Start of RECORDS FOR THIS EXERCISE

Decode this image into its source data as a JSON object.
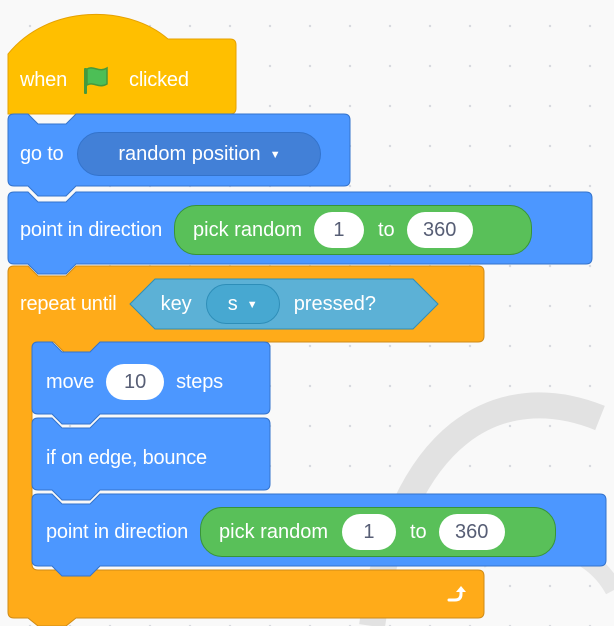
{
  "hat": {
    "when_label": "when",
    "clicked_label": "clicked",
    "flag_icon": "green-flag-icon"
  },
  "goto": {
    "label": "go to",
    "menu_value": "random position"
  },
  "point1": {
    "label": "point in direction",
    "random_label": "pick random",
    "from_value": "1",
    "to_label": "to",
    "to_value": "360"
  },
  "repeat": {
    "label": "repeat until",
    "key_label": "key",
    "key_value": "s",
    "pressed_label": "pressed?",
    "loop_icon": "loop-arrow-icon"
  },
  "move": {
    "label": "move",
    "value": "10",
    "steps_label": "steps"
  },
  "bounce": {
    "label": "if on edge, bounce"
  },
  "point2": {
    "label": "point in direction",
    "random_label": "pick random",
    "from_value": "1",
    "to_label": "to",
    "to_value": "360"
  },
  "colors": {
    "events": "#ffbf00",
    "motion": "#4c97ff",
    "motion_dark": "#4280d7",
    "control": "#ffab19",
    "operators": "#59c059",
    "sensing": "#5cb1d6"
  }
}
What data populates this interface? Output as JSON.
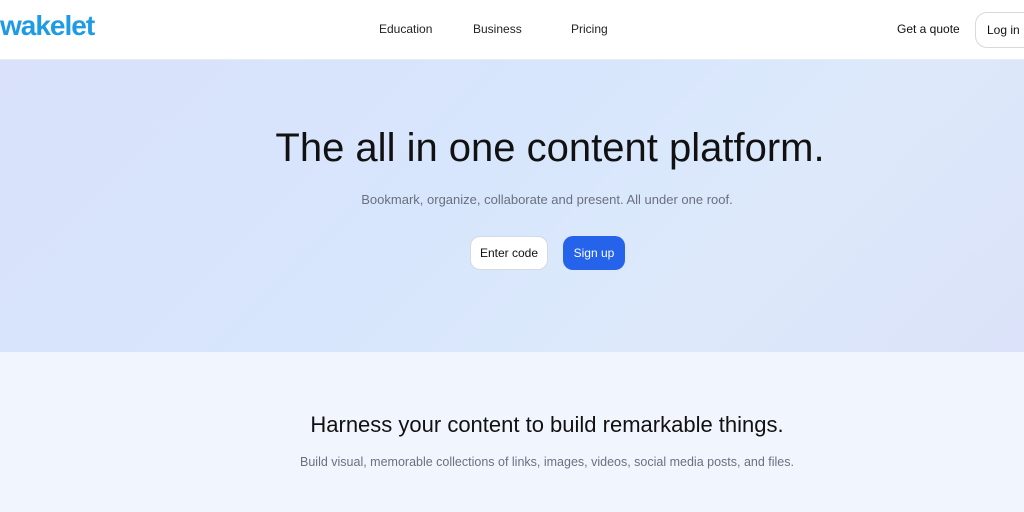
{
  "header": {
    "logo": "wakelet",
    "nav": [
      "Education",
      "Business",
      "Pricing"
    ],
    "quote_label": "Get a quote",
    "login_label": "Log in"
  },
  "hero": {
    "title": "The all in one content platform.",
    "subtitle": "Bookmark, organize, collaborate and present. All under one roof.",
    "enter_code_label": "Enter code",
    "signup_label": "Sign up"
  },
  "section2": {
    "title": "Harness your content to build remarkable things.",
    "subtitle": "Build visual, memorable collections of links, images, videos, social media posts, and files."
  },
  "colors": {
    "brand": "#1f9be6",
    "accent": "#2563eb"
  }
}
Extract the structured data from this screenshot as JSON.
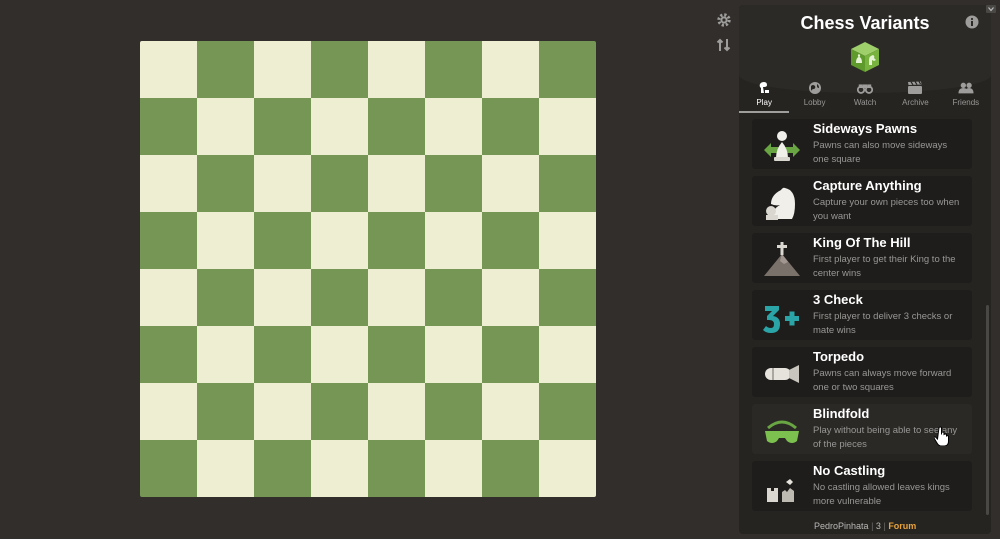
{
  "title": "Chess Variants",
  "tabs": [
    {
      "label": "Play",
      "icon": "pawn-play-icon",
      "active": true
    },
    {
      "label": "Lobby",
      "icon": "globe-icon",
      "active": false
    },
    {
      "label": "Watch",
      "icon": "binoculars-icon",
      "active": false
    },
    {
      "label": "Archive",
      "icon": "film-archive-icon",
      "active": false
    },
    {
      "label": "Friends",
      "icon": "friends-icon",
      "active": false
    }
  ],
  "variants": [
    {
      "name": "Sideways Pawns",
      "desc": "Pawns can also move sideways one square",
      "icon": "sideways-pawn-icon"
    },
    {
      "name": "Capture Anything",
      "desc": "Capture your own pieces too when you want",
      "icon": "knight-capture-icon"
    },
    {
      "name": "King Of The Hill",
      "desc": "First player to get their King to the center wins",
      "icon": "hill-king-icon"
    },
    {
      "name": "3 Check",
      "desc": "First player to deliver 3 checks or mate wins",
      "icon": "three-check-icon"
    },
    {
      "name": "Torpedo",
      "desc": "Pawns can always move forward one or two squares",
      "icon": "torpedo-icon"
    },
    {
      "name": "Blindfold",
      "desc": "Play without being able to see any of the pieces",
      "icon": "blindfold-icon"
    },
    {
      "name": "No Castling",
      "desc": "No castling allowed leaves kings more vulnerable",
      "icon": "broken-castle-icon"
    }
  ],
  "footer": {
    "user": "PedroPinhata",
    "sep1": "|",
    "count": "3",
    "sep2": "|",
    "forum": "Forum"
  },
  "colors": {
    "light_square": "#eeeed2",
    "dark_square": "#769656",
    "accent": "#e8a33b"
  }
}
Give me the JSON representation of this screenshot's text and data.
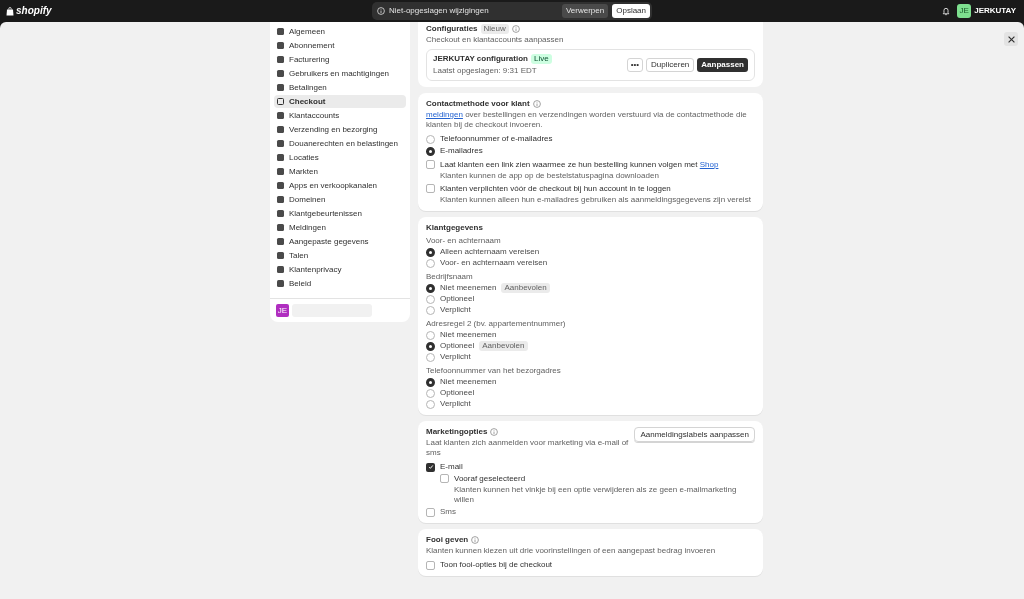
{
  "topbar": {
    "logo": "shopify",
    "notice": "Niet-opgeslagen wijzigingen",
    "discard": "Verwerpen",
    "save": "Opslaan",
    "avatar": "JE",
    "store": "JERKUTAY"
  },
  "sidebar": {
    "items": [
      {
        "label": "Algemeen",
        "selected": false
      },
      {
        "label": "Abonnement",
        "selected": false
      },
      {
        "label": "Facturering",
        "selected": false
      },
      {
        "label": "Gebruikers en machtigingen",
        "selected": false
      },
      {
        "label": "Betalingen",
        "selected": false
      },
      {
        "label": "Checkout",
        "selected": true
      },
      {
        "label": "Klantaccounts",
        "selected": false
      },
      {
        "label": "Verzending en bezorging",
        "selected": false
      },
      {
        "label": "Douanerechten en belastingen",
        "selected": false
      },
      {
        "label": "Locaties",
        "selected": false
      },
      {
        "label": "Markten",
        "selected": false
      },
      {
        "label": "Apps en verkoopkanalen",
        "selected": false
      },
      {
        "label": "Domeinen",
        "selected": false
      },
      {
        "label": "Klantgebeurtenissen",
        "selected": false
      },
      {
        "label": "Meldingen",
        "selected": false
      },
      {
        "label": "Aangepaste gegevens",
        "selected": false
      },
      {
        "label": "Talen",
        "selected": false
      },
      {
        "label": "Klantenprivacy",
        "selected": false
      },
      {
        "label": "Beleid",
        "selected": false
      }
    ],
    "store_badge": "JE"
  },
  "configurations": {
    "title": "Configuraties",
    "badge": "Nieuw",
    "subtitle": "Checkout en klantaccounts aanpassen",
    "config_name": "JERKUTAY configuration",
    "status": "Live",
    "saved": "Laatst opgeslagen: 9:31 EDT",
    "more": "•••",
    "duplicate": "Dupliceren",
    "customize": "Aanpassen"
  },
  "contact": {
    "title": "Contactmethode voor klant",
    "link": "meldingen",
    "description": " over bestellingen en verzendingen worden verstuurd via de contactmethode die klanten bij de checkout invoeren.",
    "options": [
      {
        "label": "Telefoonnummer of e-mailadres",
        "selected": false
      },
      {
        "label": "E-mailadres",
        "selected": true
      }
    ],
    "checkboxes": [
      {
        "label": "Laat klanten een link zien waarmee ze hun bestelling kunnen volgen met ",
        "link": "Shop",
        "hint": "Klanten kunnen de app op de bestelstatuspagina downloaden",
        "checked": false
      },
      {
        "label": "Klanten verplichten vóór de checkout bij hun account in te loggen",
        "hint": "Klanten kunnen alleen hun e-mailadres gebruiken als aanmeldingsgegevens zijn vereist",
        "checked": false
      }
    ]
  },
  "customer_info": {
    "title": "Klantgegevens",
    "groups": [
      {
        "label": "Voor- en achternaam",
        "options": [
          {
            "label": "Alleen achternaam vereisen",
            "selected": true
          },
          {
            "label": "Voor- en achternaam vereisen",
            "selected": false
          }
        ]
      },
      {
        "label": "Bedrijfsnaam",
        "options": [
          {
            "label": "Niet meenemen",
            "badge": "Aanbevolen",
            "selected": true
          },
          {
            "label": "Optioneel",
            "selected": false
          },
          {
            "label": "Verplicht",
            "selected": false
          }
        ]
      },
      {
        "label": "Adresregel 2 (bv. appartementnummer)",
        "options": [
          {
            "label": "Niet meenemen",
            "selected": false
          },
          {
            "label": "Optioneel",
            "badge": "Aanbevolen",
            "selected": true
          },
          {
            "label": "Verplicht",
            "selected": false
          }
        ]
      },
      {
        "label": "Telefoonnummer van het bezorgadres",
        "options": [
          {
            "label": "Niet meenemen",
            "selected": true
          },
          {
            "label": "Optioneel",
            "selected": false
          },
          {
            "label": "Verplicht",
            "selected": false
          }
        ]
      }
    ]
  },
  "marketing": {
    "title": "Marketingopties",
    "subtitle": "Laat klanten zich aanmelden voor marketing via e-mail of sms",
    "button": "Aanmeldingslabels aanpassen",
    "email": {
      "label": "E-mail",
      "checked": true
    },
    "preselect": {
      "label": "Vooraf geselecteerd",
      "hint": "Klanten kunnen het vinkje bij een optie verwijderen als ze geen e-mailmarketing willen",
      "checked": false
    },
    "sms": {
      "label": "Sms",
      "checked": false
    }
  },
  "tipping": {
    "title": "Fooi geven",
    "subtitle": "Klanten kunnen kiezen uit drie voorinstellingen of een aangepast bedrag invoeren",
    "checkbox": {
      "label": "Toon fooi-opties bij de checkout",
      "checked": false
    }
  }
}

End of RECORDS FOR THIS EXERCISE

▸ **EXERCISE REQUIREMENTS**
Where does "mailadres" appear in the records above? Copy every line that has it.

▸ **OUTPUT**
        "label": "Telefoonnummer of e-mailadres",
        "label": "E-mailadres",
        "hint": "Klanten kunnen alleen hun e-mailadres gebruiken als aanmeldingsgegevens zijn vereist",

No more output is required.